* EXERCISE AIM *
Give back every line of the data below exactly.

* RECORDS SUPPLIED *
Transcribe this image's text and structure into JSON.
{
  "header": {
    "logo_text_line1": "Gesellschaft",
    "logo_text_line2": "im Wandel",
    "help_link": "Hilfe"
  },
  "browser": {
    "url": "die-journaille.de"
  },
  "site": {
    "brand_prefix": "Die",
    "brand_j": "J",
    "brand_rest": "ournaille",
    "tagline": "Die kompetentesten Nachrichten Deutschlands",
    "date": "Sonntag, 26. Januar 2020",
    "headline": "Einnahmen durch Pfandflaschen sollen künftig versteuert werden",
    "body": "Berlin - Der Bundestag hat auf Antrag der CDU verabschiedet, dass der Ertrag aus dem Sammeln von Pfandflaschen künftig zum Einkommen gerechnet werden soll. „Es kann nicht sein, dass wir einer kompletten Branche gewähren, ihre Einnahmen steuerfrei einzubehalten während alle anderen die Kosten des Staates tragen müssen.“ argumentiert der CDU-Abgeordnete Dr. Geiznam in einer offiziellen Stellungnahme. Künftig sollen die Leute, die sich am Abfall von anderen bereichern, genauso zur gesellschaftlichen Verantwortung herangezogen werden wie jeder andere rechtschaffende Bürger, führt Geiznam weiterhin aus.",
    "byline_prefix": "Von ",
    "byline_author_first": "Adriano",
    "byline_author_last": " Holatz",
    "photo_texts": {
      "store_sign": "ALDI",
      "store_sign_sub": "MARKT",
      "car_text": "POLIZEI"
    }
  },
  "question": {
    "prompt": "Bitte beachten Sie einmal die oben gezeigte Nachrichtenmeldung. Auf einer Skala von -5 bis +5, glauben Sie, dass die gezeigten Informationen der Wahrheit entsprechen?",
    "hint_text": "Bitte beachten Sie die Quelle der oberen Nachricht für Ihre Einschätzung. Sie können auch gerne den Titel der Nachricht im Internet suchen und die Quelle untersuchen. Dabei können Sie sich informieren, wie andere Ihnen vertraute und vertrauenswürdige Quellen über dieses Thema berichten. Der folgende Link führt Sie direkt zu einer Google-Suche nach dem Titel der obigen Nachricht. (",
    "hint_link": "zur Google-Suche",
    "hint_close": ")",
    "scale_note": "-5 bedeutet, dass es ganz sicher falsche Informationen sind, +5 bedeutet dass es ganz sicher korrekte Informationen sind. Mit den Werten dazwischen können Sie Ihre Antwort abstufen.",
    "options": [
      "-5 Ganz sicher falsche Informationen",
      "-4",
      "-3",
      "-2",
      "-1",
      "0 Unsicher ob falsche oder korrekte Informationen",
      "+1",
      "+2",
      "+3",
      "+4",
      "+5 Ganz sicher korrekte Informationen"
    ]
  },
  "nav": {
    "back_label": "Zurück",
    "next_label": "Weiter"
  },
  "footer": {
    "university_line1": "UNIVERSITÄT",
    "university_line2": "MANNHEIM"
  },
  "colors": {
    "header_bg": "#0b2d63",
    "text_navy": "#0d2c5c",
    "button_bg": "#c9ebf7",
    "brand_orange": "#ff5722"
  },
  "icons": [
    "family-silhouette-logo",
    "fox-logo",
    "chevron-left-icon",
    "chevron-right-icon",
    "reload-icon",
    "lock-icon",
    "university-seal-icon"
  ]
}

* OUTPUT BELOW *
Transcribe this image's text and structure into JSON.
{
  "header": {
    "logo_text_line1": "Gesellschaft",
    "logo_text_line2": "im Wandel",
    "help_link": "Hilfe"
  },
  "browser": {
    "url": "die-journaille.de"
  },
  "site": {
    "brand_prefix": "Die",
    "brand_j": "J",
    "brand_rest": "ournaille",
    "tagline": "Die kompetentesten Nachrichten Deutschlands",
    "date": "Sonntag, 26. Januar 2020",
    "headline": "Einnahmen durch Pfandflaschen sollen künftig versteuert werden",
    "body": "Berlin - Der Bundestag hat auf Antrag der CDU verabschiedet, dass der Ertrag aus dem Sammeln von Pfandflaschen künftig zum Einkommen gerechnet werden soll. „Es kann nicht sein, dass wir einer kompletten Branche gewähren, ihre Einnahmen steuerfrei einzubehalten während alle anderen die Kosten des Staates tragen müssen.“ argumentiert der CDU-Abgeordnete Dr. Geiznam in einer offiziellen Stellungnahme. Künftig sollen die Leute, die sich am Abfall von anderen bereichern, genauso zur gesellschaftlichen Verantwortung herangezogen werden wie jeder andere rechtschaffende Bürger, führt Geiznam weiterhin aus.",
    "byline_prefix": "Von ",
    "byline_author_first": "Adriano",
    "byline_author_last": " Holatz",
    "photo_texts": {
      "store_sign": "ALDI",
      "store_sign_sub": "MARKT",
      "car_text": "POLIZEI"
    }
  },
  "question": {
    "prompt": "Bitte beachten Sie einmal die oben gezeigte Nachrichtenmeldung. Auf einer Skala von -5 bis +5, glauben Sie, dass die gezeigten Informationen der Wahrheit entsprechen?",
    "hint_text": "Bitte beachten Sie die Quelle der oberen Nachricht für Ihre Einschätzung. Sie können auch gerne den Titel der Nachricht im Internet suchen und die Quelle untersuchen. Dabei können Sie sich informieren, wie andere Ihnen vertraute und vertrauenswürdige Quellen über dieses Thema berichten. Der folgende Link führt Sie direkt zu einer Google-Suche nach dem Titel der obigen Nachricht. (",
    "hint_link": "zur Google-Suche",
    "hint_close": ")",
    "scale_note": "-5 bedeutet, dass es ganz sicher falsche Informationen sind, +5 bedeutet dass es ganz sicher korrekte Informationen sind. Mit den Werten dazwischen können Sie Ihre Antwort abstufen.",
    "options": [
      "-5 Ganz sicher falsche Informationen",
      "-4",
      "-3",
      "-2",
      "-1",
      "0 Unsicher ob falsche oder korrekte Informationen",
      "+1",
      "+2",
      "+3",
      "+4",
      "+5 Ganz sicher korrekte Informationen"
    ]
  },
  "nav": {
    "back_label": "Zurück",
    "next_label": "Weiter"
  },
  "footer": {
    "university_line1": "UNIVERSITÄT",
    "university_line2": "MANNHEIM"
  },
  "colors": {
    "header_bg": "#0b2d63",
    "text_navy": "#0d2c5c",
    "button_bg": "#c9ebf7",
    "brand_orange": "#ff5722"
  },
  "icons": [
    "family-silhouette-logo",
    "fox-logo",
    "chevron-left-icon",
    "chevron-right-icon",
    "reload-icon",
    "lock-icon",
    "university-seal-icon"
  ]
}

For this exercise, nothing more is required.